The album’s first single, “Mind Your Manners,” one of McCready’s inventions, is solid punk rock, showing us that the guitarist isn’t only a metal head. And that’s the thing about the ridiculous “grunge” designation, right? Those bands from the land where the coffee is strongest loved punk and metal equally. When lazy reporters couldn’t lump them in one category or another, out comes the word “grunge”, a term which no self-respecting band would ever have used to define their approach. But here it is, laid bare. McCready then swings to the other side with the”beyond classic” classic, “Sirens.” If not for Vedder’s distinctive voice, veering close to Dave Matthews’ territory, we might mistake the song for a forgotten mid-70’s mid-tempo guitar anthem that somehow slipped off the classic rock radio station’s playlist. The solo is more something we breathe in than something we hear.
“Pendulum” marks a return to the collaboration between longtime associates, guitarist Stone Gossard and bassist Jeff Ament. It’s also not very characteristic of much else in the PJ catalog. Ament’s darkened slides, anchored by echoing percussion, and framed with ghostly, chiming keyboards produce a combo that either chases away the fair weather fans, or has the rest of us praising the band’s inventiveness. Similarly, “Let The Records Play,” another Gossard composition, is mainly a walking blues number. It sounds more like a group that Alligator Records dug up while prowling seedy dives. McCready’s guitar alternately purrs and screams, just like good blues ought to.
Not all has changed for Pearl Jam, it seems. The record is once more produced by the most complimentary fellow the band has had at the boards throughout their career, Brendan O’Brien. And they’re backed by hairy Hawaiian, Kenneth “Boom” Gaspar, whose beautiful organ swells have graced the last several Pearl Jam records. They’ve also, wisely, made use of the talents of Don Pendleton, whose sleeve and art design includes images worth pondering nearly as much as the songs within.
My final assessment – it’s not my favorite record of the band to date, but that’s really only because they have so much else in their repertoire that I absolutely adore. These songs will grow on me, and that they don’t immediately resonate as strongly with me is no fault of the songs or their performers. A new Pearl Jam album is still better than any ten albums that hit the streets this year. I’m the one that has to catch up.

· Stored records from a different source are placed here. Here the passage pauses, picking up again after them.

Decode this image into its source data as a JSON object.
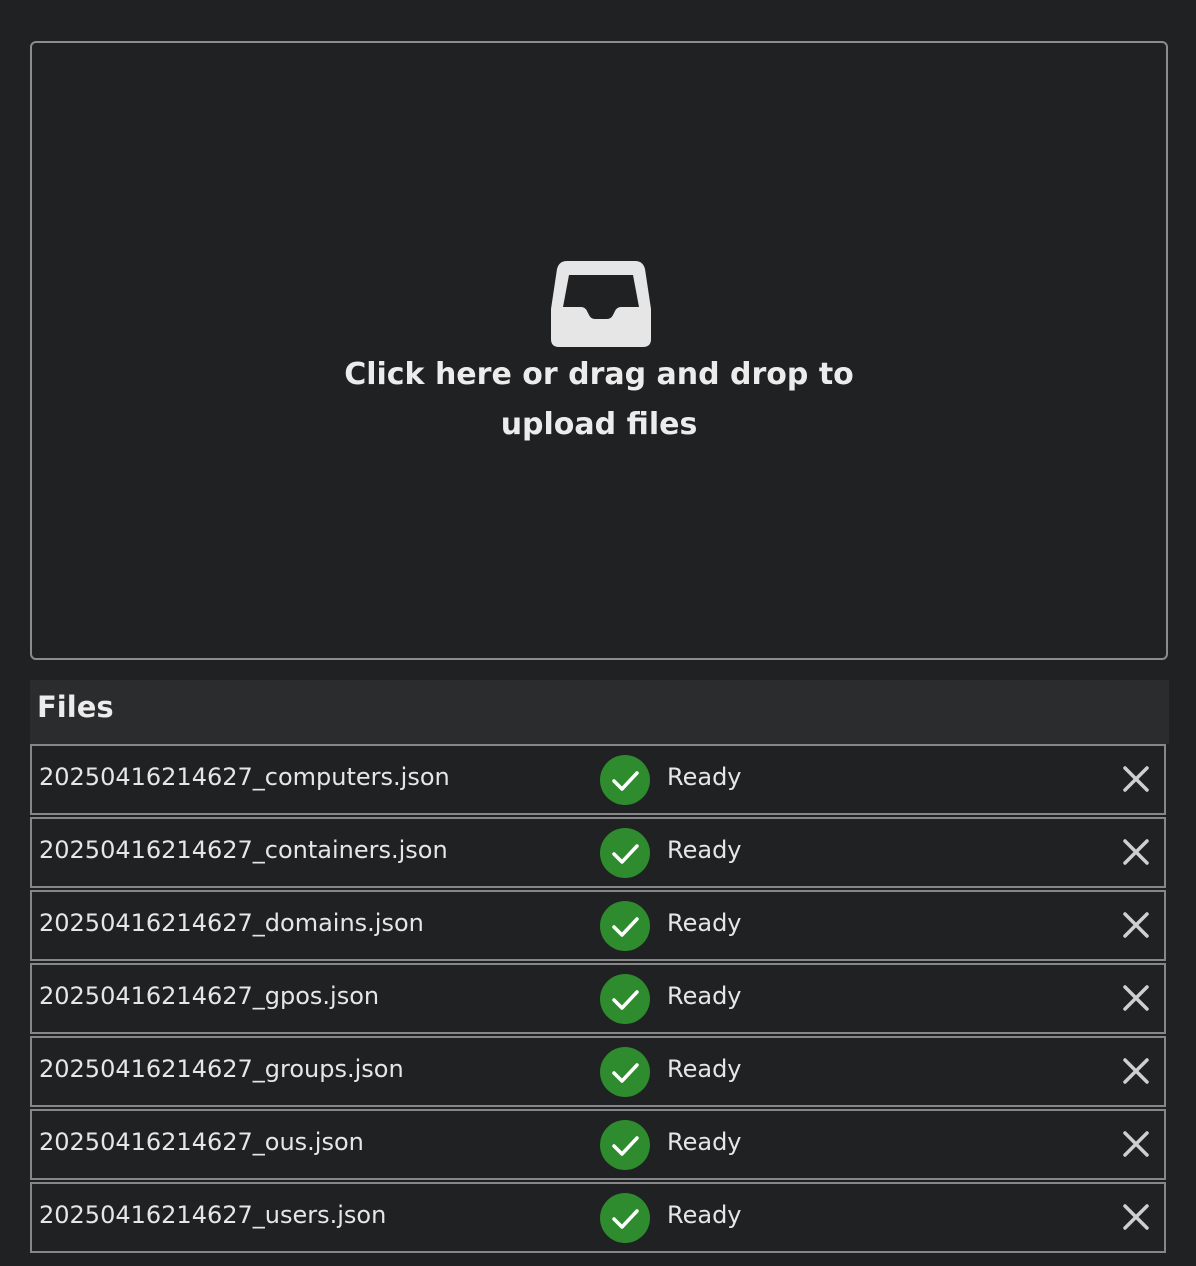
{
  "dropzone": {
    "icon": "inbox-icon",
    "text": "Click here or drag and drop to upload files"
  },
  "files": {
    "title": "Files",
    "status_icon": "check-circle-icon",
    "remove_icon": "close-icon",
    "colors": {
      "ready_status": "#2e8b2e",
      "background": "#202123"
    },
    "items": [
      {
        "name": "20250416214627_computers.json",
        "status": "Ready"
      },
      {
        "name": "20250416214627_containers.json",
        "status": "Ready"
      },
      {
        "name": "20250416214627_domains.json",
        "status": "Ready"
      },
      {
        "name": "20250416214627_gpos.json",
        "status": "Ready"
      },
      {
        "name": "20250416214627_groups.json",
        "status": "Ready"
      },
      {
        "name": "20250416214627_ous.json",
        "status": "Ready"
      },
      {
        "name": "20250416214627_users.json",
        "status": "Ready"
      }
    ]
  }
}
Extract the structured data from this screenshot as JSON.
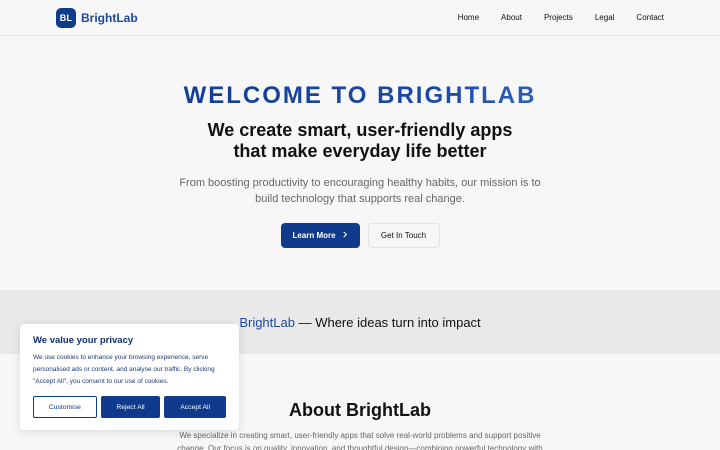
{
  "header": {
    "logo_badge": "BL",
    "brand_name": "BrightLab",
    "nav": [
      "Home",
      "About",
      "Projects",
      "Legal",
      "Contact"
    ]
  },
  "hero": {
    "title": "WELCOME TO BRIGHTLAB",
    "subtitle_line1": "We create smart, user-friendly apps",
    "subtitle_line2": "that make everyday life better",
    "description": "From boosting productivity to encouraging healthy habits, our mission is to build technology that supports real change.",
    "primary_button": "Learn More",
    "secondary_button": "Get In Touch"
  },
  "band": {
    "brand": "BrightLab",
    "tagline": " — Where ideas turn into impact"
  },
  "about": {
    "title": "About BrightLab",
    "text": "We specialize in creating smart, user-friendly apps that solve real-world problems and support positive change. Our focus is on quality, innovation, and thoughtful design—combining powerful technology with"
  },
  "cookie": {
    "title": "We value your privacy",
    "text": "We use cookies to enhance your browsing experience, serve personalised ads or content, and analyse our traffic. By clicking \"Accept All\", you consent to our use of cookies.",
    "customise": "Customise",
    "reject": "Reject All",
    "accept": "Accept All"
  },
  "colors": {
    "brand": "#103a8c",
    "background": "#f7f7f7",
    "band": "#e9e9e9"
  },
  "icons": {
    "learn_more_arrow": "chevron-right-icon"
  }
}
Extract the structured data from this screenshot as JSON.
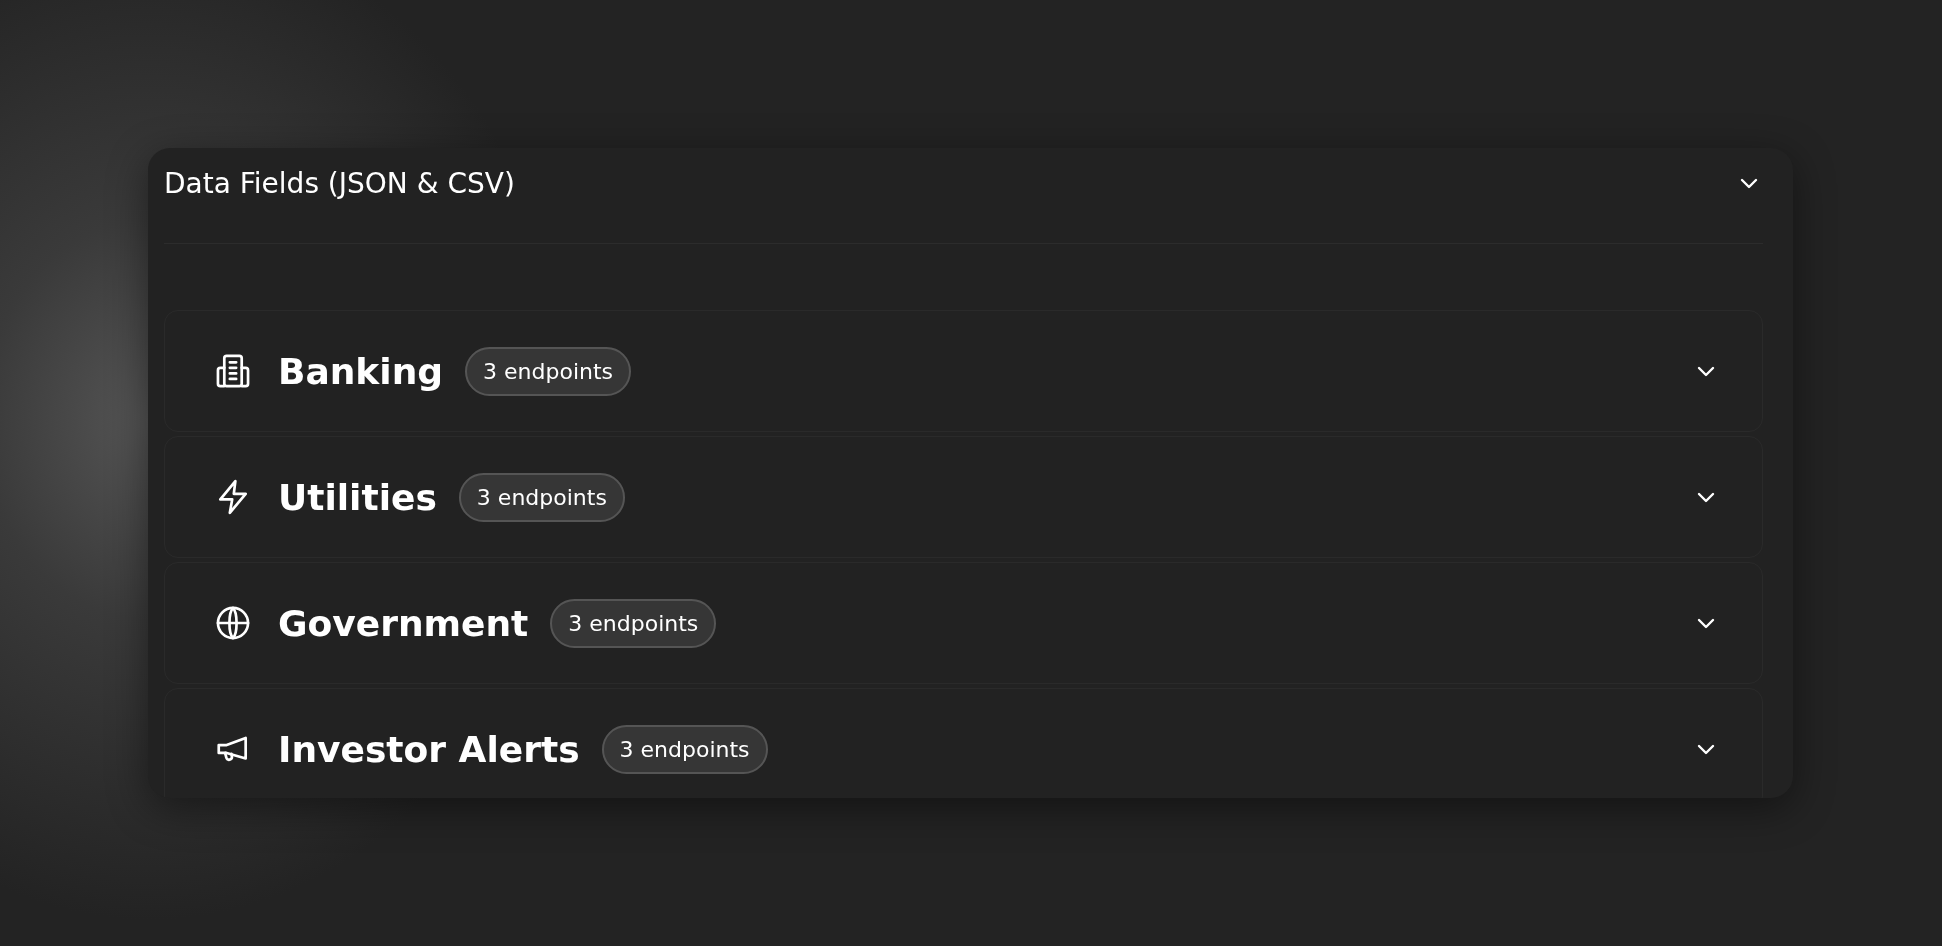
{
  "panel": {
    "title": "Data Fields (JSON & CSV)"
  },
  "categories": [
    {
      "name": "Banking",
      "badge": "3 endpoints"
    },
    {
      "name": "Utilities",
      "badge": "3 endpoints"
    },
    {
      "name": "Government",
      "badge": "3 endpoints"
    },
    {
      "name": "Investor Alerts",
      "badge": "3 endpoints"
    }
  ]
}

But none of this really matters. Pearl Jam, like the Grateful Dead, shows their true worth in the live arena rather than on slabs of vinyl. What excites me most is the thought of how these songs will sound in a live setting, after the band has become comfortable with them and has modified them slightly over the course of a supporting tour. In that respect, this album gives them more variety for their toy box and they’re going to have a lot of fun playing. When I get a chance to see them, I’m going to have a blast as well. And we have to have this meeting now, before any of us becomes so old that we’re not having fun doing it any more. Knowing what I know about me and about Pearl Jam, we must have another 30 years before that’s even possible. I’m not sure about Tom’s commitment, however. Your loss, buddy!